There were several speakers — both community members and leaders — who discussed bills they oppose and support ahead of the silent protest. AACI policy advisor Marshawn Wolley said it was important to “speak our piece” before protesting.
Among the bills discussed was Senate Bill 141, which would withhold income tax revenue from IndyGo if it fails to raise a pre-determined amount of revenue on its own.
Ashley Gurvitz, chief executive officer at Alliance for Northeast Unification, spoke in opposition to the bill.
Arguing upcoming projects at IndyGo aren’t just about public transportation, Gurvitz noted the transit company’s plans to revitalize the northeast side through rebuilding infrastructure, creating sidewalks and partnering with businesses from the public and private sector to promote job creation.
Gurvitz recalled seeing a mother standing at a bus stop while holding her newborn baby and with a toddler in a stroller. However, because there was no sidewalk available, the young woman was standing on the side of the road. Helping fund IndyGo, Gurvitz said, would help create sidewalks and other safety measures for community members.
“This bill does not benefit the betterment of our community, Gurvitz said. “It creates extra barriers to funding … and the people of these communities don’t deserve the unnecessary politics.”
Sibeko Jwyanza, manager of Cleo’s Bodega and an advocate for food accessibility in Indianapolis, spoke in favor of House Bill 1146, which would create a “food incubator program” to provide grants meant to increase food availability in underserved communities.

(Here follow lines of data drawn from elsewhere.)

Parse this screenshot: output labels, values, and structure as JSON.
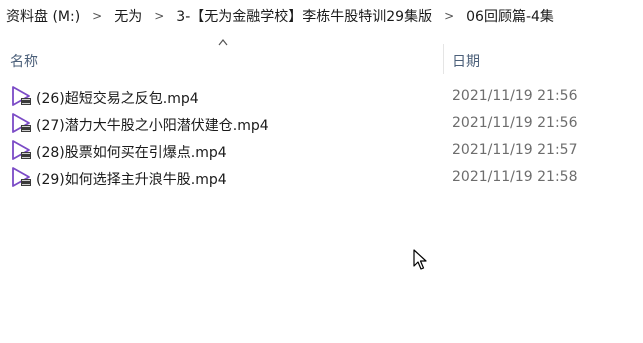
{
  "breadcrumb": [
    {
      "label": "资料盘 (M:)"
    },
    {
      "label": "无为"
    },
    {
      "label": "3-【无为金融学校】李栋牛股特训29集版"
    },
    {
      "label": "06回顾篇-4集"
    }
  ],
  "columns": {
    "name": "名称",
    "date": "日期"
  },
  "files": [
    {
      "name": "(26)超短交易之反包.mp4",
      "date": "2021/11/19 21:56"
    },
    {
      "name": "(27)潜力大牛股之小阳潜伏建仓.mp4",
      "date": "2021/11/19 21:56"
    },
    {
      "name": "(28)股票如何买在引爆点.mp4",
      "date": "2021/11/19 21:57"
    },
    {
      "name": "(29)如何选择主升浪牛股.mp4",
      "date": "2021/11/19 21:58"
    }
  ],
  "icons": {
    "file": "video-file-icon",
    "separator": "chevron-right-icon",
    "sort": "sort-ascending-icon"
  },
  "colors": {
    "header_text": "#4c607a",
    "date_text": "#6d6d6d",
    "icon_accent": "#7b4bc6"
  }
}
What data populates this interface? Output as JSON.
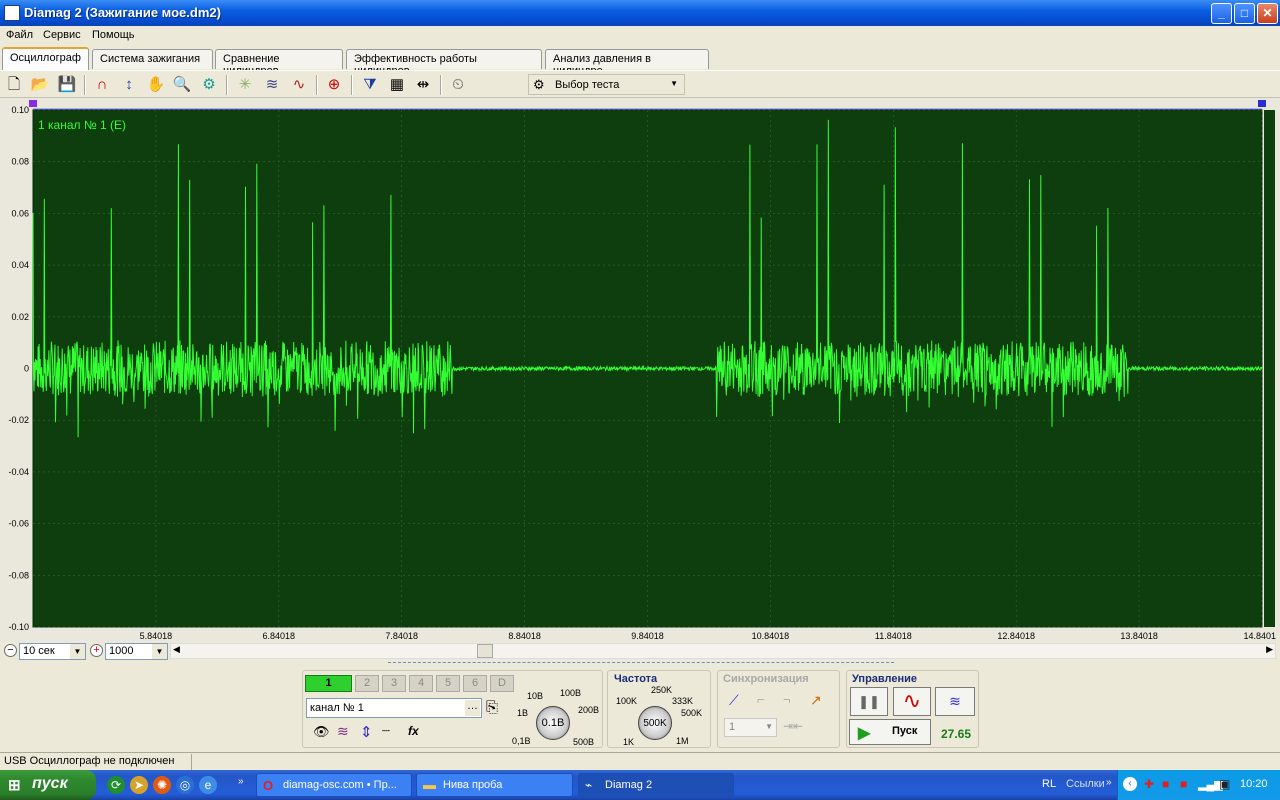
{
  "window": {
    "title": "Diamag 2 (Зажигание мое.dm2)",
    "minimize": "_",
    "maximize": "□",
    "close": "✕"
  },
  "menu": [
    "Файл",
    "Сервис",
    "Помощь"
  ],
  "tabs": [
    "Осциллограф",
    "Система зажигания",
    "Сравнение цилиндров",
    "Эффективность работы цилиндров",
    "Анализ давления в цилиндре"
  ],
  "toolbar": {
    "test_select": "Выбор теста"
  },
  "chart_data": {
    "type": "line",
    "series_label": "1 канал № 1 (Е)",
    "y_ticks": [
      "0.10",
      "0.08",
      "0.06",
      "0.04",
      "0.02",
      "0",
      "-0.02",
      "-0.04",
      "-0.06",
      "-0.08",
      "-0.10"
    ],
    "ylim": [
      -0.1,
      0.1
    ],
    "x_ticks": [
      "5.84018",
      "6.84018",
      "7.84018",
      "8.84018",
      "9.84018",
      "10.84018",
      "11.84018",
      "12.84018",
      "13.84018",
      "14.8401"
    ],
    "x_range": [
      4.84,
      14.84
    ],
    "line_color": "#33ff33",
    "background_color": "#0e3d0e",
    "bursts": [
      {
        "x_start": 4.84,
        "x_end": 8.25,
        "peak": 0.1,
        "noise": 0.015,
        "period": 0.091
      },
      {
        "x_start": 10.4,
        "x_end": 13.75,
        "peak": 0.1,
        "noise": 0.015,
        "period": 0.091
      }
    ],
    "grid": true
  },
  "scroll": {
    "time_scale": "10 сек",
    "points": "1000"
  },
  "channels": {
    "buttons": [
      "1",
      "2",
      "3",
      "4",
      "5",
      "6",
      "D"
    ],
    "name": "канал № 1"
  },
  "amplitude": {
    "value": "0.1В",
    "ticks": [
      "1В",
      "10В",
      "100В",
      "200В",
      "500В",
      "0,1В"
    ]
  },
  "frequency": {
    "title": "Частота",
    "value": "500K",
    "ticks": [
      "100K",
      "250K",
      "333K",
      "500K",
      "1M",
      "1K"
    ]
  },
  "sync": {
    "title": "Синхронизация",
    "channel": "1"
  },
  "control": {
    "title": "Управление",
    "start": "Пуск",
    "readout": "27.65"
  },
  "status": "USB Осциллограф не подключен",
  "taskbar": {
    "start": "пуск",
    "items": [
      "diamag-osc.com • Пр...",
      "Нива проба",
      "Diamag 2"
    ],
    "tray_lang": "RL",
    "tray_links": "Ссылки",
    "time": "10:20"
  }
}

“When people have healthier foods, it helps their mental and physical health,” Jwyanza said.
Some protesters were upset with the direction the Indiana General Assembly has taken in light of nationwide civil rights protests last year.
Tanya McKinzie, president of Indiana Black Expo, expected to see more racial justice reform bills following the death of George Floyd in May 2020. Instead, she said there are “horrible community policing bills” and anti-protesting bills.
“We are pissed,” McKinzie said.
The protest came after several IBLC members were harassed by state Republicans following debate Feb. 18.
IBLC chairwoman Rep. Robin Shackleford, D-Indianapolis, said Speaker of the House Todd Huston, R-Noblesville, is considering reprimands for Rep. Sean Eberhart, R-Shelbyville. Eberhart was in a near-violent confrontation with IBLC member Rep. Vanessa Summers, D-Indianapolis, late last month.
Shackleford said she and Huston have also been discussing implicit bias training for state legislators. Shackleford envisions the training will consist of four to five representatives in small groups to learn more about implicit bias and systemic racism.
After hearing from the speakers, members of the protest lined up with homemade signs, silently advocating for their communities until the legislature went into session at 1:30.
Contact staff writer Breanna Cooper at 317-762-7848. Follow her on Twitter @BreannaNCooper.